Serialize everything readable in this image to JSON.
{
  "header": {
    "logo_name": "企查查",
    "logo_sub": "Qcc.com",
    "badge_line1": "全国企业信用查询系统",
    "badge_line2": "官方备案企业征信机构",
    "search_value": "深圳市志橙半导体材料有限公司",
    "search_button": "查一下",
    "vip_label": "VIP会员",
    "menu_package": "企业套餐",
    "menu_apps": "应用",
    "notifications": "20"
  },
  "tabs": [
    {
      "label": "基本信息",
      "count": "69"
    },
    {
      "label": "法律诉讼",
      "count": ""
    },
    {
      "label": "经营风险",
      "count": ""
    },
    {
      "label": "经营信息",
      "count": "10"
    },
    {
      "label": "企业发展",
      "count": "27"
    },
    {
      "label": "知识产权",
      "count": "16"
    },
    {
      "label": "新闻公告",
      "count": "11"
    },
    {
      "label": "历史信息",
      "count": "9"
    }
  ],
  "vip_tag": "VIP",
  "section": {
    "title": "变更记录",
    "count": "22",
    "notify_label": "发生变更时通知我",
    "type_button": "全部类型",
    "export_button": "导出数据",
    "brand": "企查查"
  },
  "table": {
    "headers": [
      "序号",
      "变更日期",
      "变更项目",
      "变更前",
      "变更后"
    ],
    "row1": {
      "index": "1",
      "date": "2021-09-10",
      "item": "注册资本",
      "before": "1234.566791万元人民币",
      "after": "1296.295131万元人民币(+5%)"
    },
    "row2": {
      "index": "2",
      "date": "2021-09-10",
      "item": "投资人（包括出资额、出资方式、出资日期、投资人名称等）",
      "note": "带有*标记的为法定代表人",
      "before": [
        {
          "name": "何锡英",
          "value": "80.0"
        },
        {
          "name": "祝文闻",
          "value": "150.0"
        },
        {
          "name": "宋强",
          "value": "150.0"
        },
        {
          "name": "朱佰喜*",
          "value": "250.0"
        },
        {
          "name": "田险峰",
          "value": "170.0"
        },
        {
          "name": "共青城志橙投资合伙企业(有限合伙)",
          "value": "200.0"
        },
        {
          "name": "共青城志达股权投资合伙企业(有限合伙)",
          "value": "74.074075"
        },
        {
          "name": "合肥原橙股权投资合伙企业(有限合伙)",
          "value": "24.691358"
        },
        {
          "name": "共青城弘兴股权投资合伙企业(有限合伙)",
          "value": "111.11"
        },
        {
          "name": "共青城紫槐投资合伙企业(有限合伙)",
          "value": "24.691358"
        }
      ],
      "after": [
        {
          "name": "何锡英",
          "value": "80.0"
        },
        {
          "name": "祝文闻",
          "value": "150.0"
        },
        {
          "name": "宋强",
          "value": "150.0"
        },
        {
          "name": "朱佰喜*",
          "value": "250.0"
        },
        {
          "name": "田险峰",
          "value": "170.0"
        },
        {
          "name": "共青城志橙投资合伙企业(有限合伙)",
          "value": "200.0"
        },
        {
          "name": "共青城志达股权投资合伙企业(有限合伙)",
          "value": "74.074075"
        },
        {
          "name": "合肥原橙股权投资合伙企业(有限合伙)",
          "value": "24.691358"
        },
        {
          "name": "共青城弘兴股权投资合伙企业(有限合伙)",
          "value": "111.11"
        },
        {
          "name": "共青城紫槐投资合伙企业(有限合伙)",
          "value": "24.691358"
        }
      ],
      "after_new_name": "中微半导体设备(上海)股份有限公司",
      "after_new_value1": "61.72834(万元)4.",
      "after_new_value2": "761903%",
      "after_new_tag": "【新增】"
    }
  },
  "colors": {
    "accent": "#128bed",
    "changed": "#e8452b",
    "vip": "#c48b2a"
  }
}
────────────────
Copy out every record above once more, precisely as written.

§ RESPONSE TO THIS TASK
Serialize everything readable in this image to JSON.
{
  "header": {
    "logo_name": "企查查",
    "logo_sub": "Qcc.com",
    "badge_line1": "全国企业信用查询系统",
    "badge_line2": "官方备案企业征信机构",
    "search_value": "深圳市志橙半导体材料有限公司",
    "search_button": "查一下",
    "vip_label": "VIP会员",
    "menu_package": "企业套餐",
    "menu_apps": "应用",
    "notifications": "20"
  },
  "tabs": [
    {
      "label": "基本信息",
      "count": "69"
    },
    {
      "label": "法律诉讼",
      "count": ""
    },
    {
      "label": "经营风险",
      "count": ""
    },
    {
      "label": "经营信息",
      "count": "10"
    },
    {
      "label": "企业发展",
      "count": "27"
    },
    {
      "label": "知识产权",
      "count": "16"
    },
    {
      "label": "新闻公告",
      "count": "11"
    },
    {
      "label": "历史信息",
      "count": "9"
    }
  ],
  "vip_tag": "VIP",
  "section": {
    "title": "变更记录",
    "count": "22",
    "notify_label": "发生变更时通知我",
    "type_button": "全部类型",
    "export_button": "导出数据",
    "brand": "企查查"
  },
  "table": {
    "headers": [
      "序号",
      "变更日期",
      "变更项目",
      "变更前",
      "变更后"
    ],
    "row1": {
      "index": "1",
      "date": "2021-09-10",
      "item": "注册资本",
      "before": "1234.566791万元人民币",
      "after": "1296.295131万元人民币(+5%)"
    },
    "row2": {
      "index": "2",
      "date": "2021-09-10",
      "item": "投资人（包括出资额、出资方式、出资日期、投资人名称等）",
      "note": "带有*标记的为法定代表人",
      "before": [
        {
          "name": "何锡英",
          "value": "80.0"
        },
        {
          "name": "祝文闻",
          "value": "150.0"
        },
        {
          "name": "宋强",
          "value": "150.0"
        },
        {
          "name": "朱佰喜*",
          "value": "250.0"
        },
        {
          "name": "田险峰",
          "value": "170.0"
        },
        {
          "name": "共青城志橙投资合伙企业(有限合伙)",
          "value": "200.0"
        },
        {
          "name": "共青城志达股权投资合伙企业(有限合伙)",
          "value": "74.074075"
        },
        {
          "name": "合肥原橙股权投资合伙企业(有限合伙)",
          "value": "24.691358"
        },
        {
          "name": "共青城弘兴股权投资合伙企业(有限合伙)",
          "value": "111.11"
        },
        {
          "name": "共青城紫槐投资合伙企业(有限合伙)",
          "value": "24.691358"
        }
      ],
      "after": [
        {
          "name": "何锡英",
          "value": "80.0"
        },
        {
          "name": "祝文闻",
          "value": "150.0"
        },
        {
          "name": "宋强",
          "value": "150.0"
        },
        {
          "name": "朱佰喜*",
          "value": "250.0"
        },
        {
          "name": "田险峰",
          "value": "170.0"
        },
        {
          "name": "共青城志橙投资合伙企业(有限合伙)",
          "value": "200.0"
        },
        {
          "name": "共青城志达股权投资合伙企业(有限合伙)",
          "value": "74.074075"
        },
        {
          "name": "合肥原橙股权投资合伙企业(有限合伙)",
          "value": "24.691358"
        },
        {
          "name": "共青城弘兴股权投资合伙企业(有限合伙)",
          "value": "111.11"
        },
        {
          "name": "共青城紫槐投资合伙企业(有限合伙)",
          "value": "24.691358"
        }
      ],
      "after_new_name": "中微半导体设备(上海)股份有限公司",
      "after_new_value1": "61.72834(万元)4.",
      "after_new_value2": "761903%",
      "after_new_tag": "【新增】"
    }
  },
  "colors": {
    "accent": "#128bed",
    "changed": "#e8452b",
    "vip": "#c48b2a"
  }
}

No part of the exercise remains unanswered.